Listed records:

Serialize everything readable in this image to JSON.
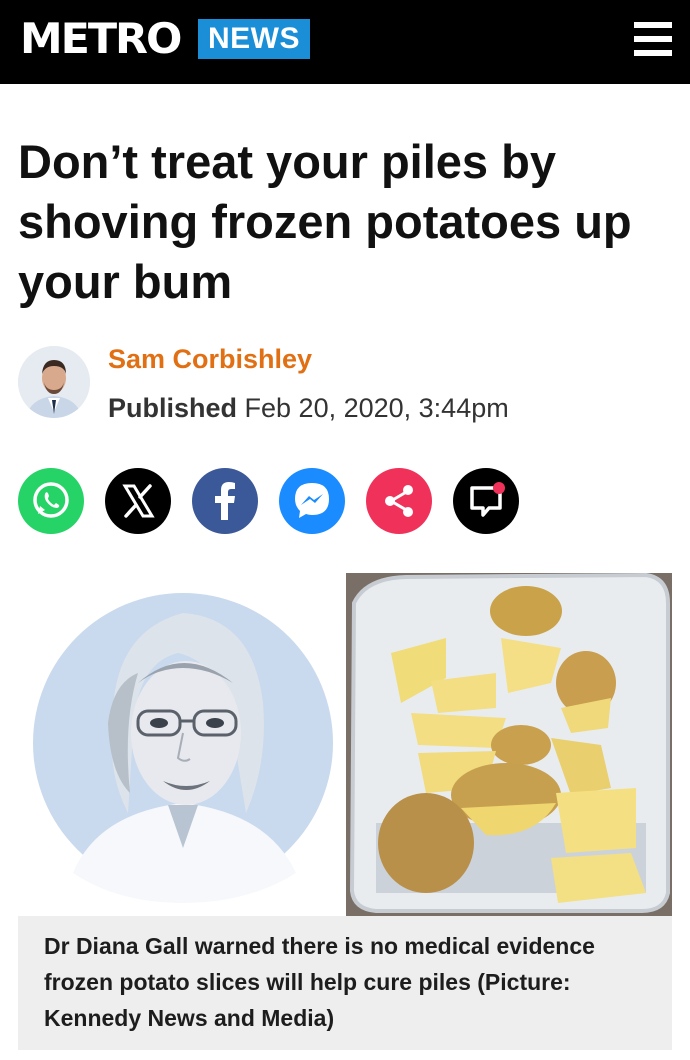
{
  "header": {
    "logo": "METRO",
    "section": "NEWS",
    "menu_icon": "hamburger-menu-icon",
    "background": "#000000",
    "section_color": "#1a8ed6"
  },
  "article": {
    "headline": "Don’t treat your piles by shoving frozen potatoes up your bum",
    "author": "Sam Corbishley",
    "author_color": "#e07013",
    "published_label": "Published",
    "published_date": "Feb 20, 2020, 3:44pm"
  },
  "share_buttons": [
    {
      "icon": "whatsapp-icon",
      "color": "#25d366"
    },
    {
      "icon": "x-icon",
      "color": "#000000"
    },
    {
      "icon": "facebook-icon",
      "color": "#3b5998"
    },
    {
      "icon": "messenger-icon",
      "color": "#1a8cff"
    },
    {
      "icon": "share-icon",
      "color": "#f0325a"
    },
    {
      "icon": "comment-icon",
      "color": "#000000"
    }
  ],
  "images": {
    "left": "doctor-portrait",
    "right": "potato-slices-in-tray"
  },
  "caption": "Dr Diana Gall warned there is no medical evidence frozen potato slices will help cure piles (Picture: Kennedy News and Media)"
}
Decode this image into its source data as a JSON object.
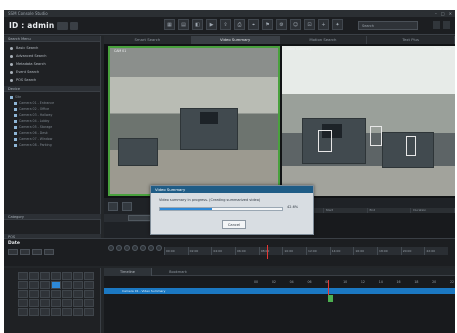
{
  "window": {
    "title": "SSM Console Studio",
    "controls": [
      "–",
      "□",
      "✕"
    ]
  },
  "header": {
    "user_label": "ID : admin",
    "search_placeholder": "Search"
  },
  "sidebar": {
    "search_section": "Search Menu",
    "search_items": [
      "Basic Search",
      "Advanced Search",
      "Metadata Search",
      "Event Search",
      "POS Search"
    ],
    "device_section": "Device",
    "tree_items": [
      "Site",
      "Camera 01 - Entrance",
      "Camera 02 - Office",
      "Camera 03 - Hallway",
      "Camera 04 - Lobby",
      "Camera 05 - Storage",
      "Camera 06 - Desk",
      "Camera 07 - Window",
      "Camera 08 - Parking"
    ],
    "category_section": "Category",
    "pos_section": "POS"
  },
  "tabs": [
    "Smart Search",
    "Video Summary",
    "Motion Search",
    "Text Plus"
  ],
  "cameras": {
    "left_label": "CAM 01",
    "left_time": "",
    "right_label": "Video Summary",
    "right_time": "Time Table"
  },
  "dialog": {
    "title": "Video Summary",
    "message": "Video summary in progress. (Creating summarized video)",
    "progress_pct": 42.6,
    "progress_text": "42.6%",
    "cancel_label": "Cancel"
  },
  "events": {
    "columns": [
      "No",
      "Start",
      "End",
      "Duration"
    ]
  },
  "date": {
    "label": "Date"
  },
  "timeline": {
    "scale": [
      "00:00",
      "02:00",
      "04:00",
      "06:00",
      "08:00",
      "10:00",
      "12:00",
      "14:00",
      "16:00",
      "18:00",
      "20:00",
      "22:00"
    ],
    "tabs": [
      "Timeline",
      "Bookmark"
    ],
    "hours": [
      "00",
      "02",
      "04",
      "06",
      "08",
      "10",
      "12",
      "14",
      "16",
      "18",
      "20",
      "22"
    ],
    "row_label": "Camera 01 - Video Summary"
  },
  "colors": {
    "accent": "#2d88d6",
    "frame": "#232629",
    "highlight": "#49a13d"
  }
}
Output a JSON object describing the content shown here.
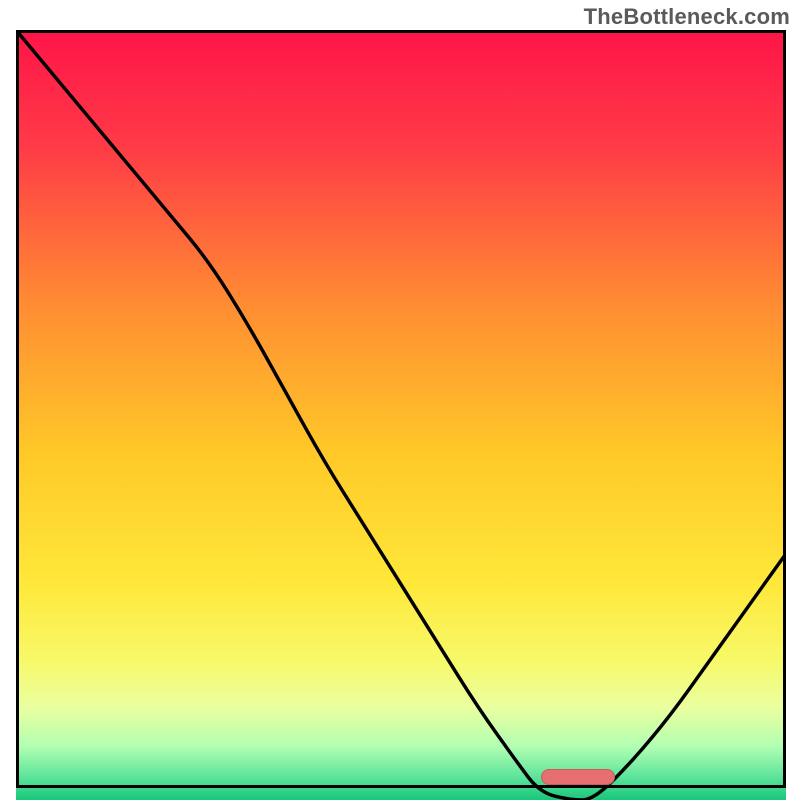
{
  "watermark": "TheBottleneck.com",
  "chart_data": {
    "type": "line",
    "title": "",
    "xlabel": "",
    "ylabel": "",
    "xlim": [
      0,
      100
    ],
    "ylim": [
      0,
      100
    ],
    "grid": false,
    "series": [
      {
        "name": "bottleneck-curve",
        "x": [
          0,
          5,
          10,
          15,
          20,
          25,
          30,
          35,
          40,
          45,
          50,
          55,
          60,
          65,
          68,
          72,
          75,
          80,
          85,
          90,
          95,
          100
        ],
        "y": [
          100,
          94,
          88,
          82,
          76,
          70,
          62,
          53,
          44,
          36,
          28,
          20,
          12,
          5,
          1,
          0,
          0,
          5,
          11,
          18,
          25,
          32
        ]
      }
    ],
    "gradient_background": {
      "type": "vertical",
      "stops": [
        {
          "offset": 0.0,
          "color": "#ff1448"
        },
        {
          "offset": 0.15,
          "color": "#ff3a47"
        },
        {
          "offset": 0.35,
          "color": "#ff8a33"
        },
        {
          "offset": 0.55,
          "color": "#ffc928"
        },
        {
          "offset": 0.72,
          "color": "#ffe83a"
        },
        {
          "offset": 0.82,
          "color": "#f7f96a"
        },
        {
          "offset": 0.88,
          "color": "#eaffa0"
        },
        {
          "offset": 0.93,
          "color": "#b2ffb2"
        },
        {
          "offset": 0.97,
          "color": "#5de49b"
        },
        {
          "offset": 1.0,
          "color": "#17c77a"
        }
      ]
    },
    "marker": {
      "name": "optimal-range-marker",
      "x": 73,
      "y": 1.5,
      "color": "#e76f6f"
    }
  }
}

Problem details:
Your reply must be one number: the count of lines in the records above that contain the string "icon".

Task response:
7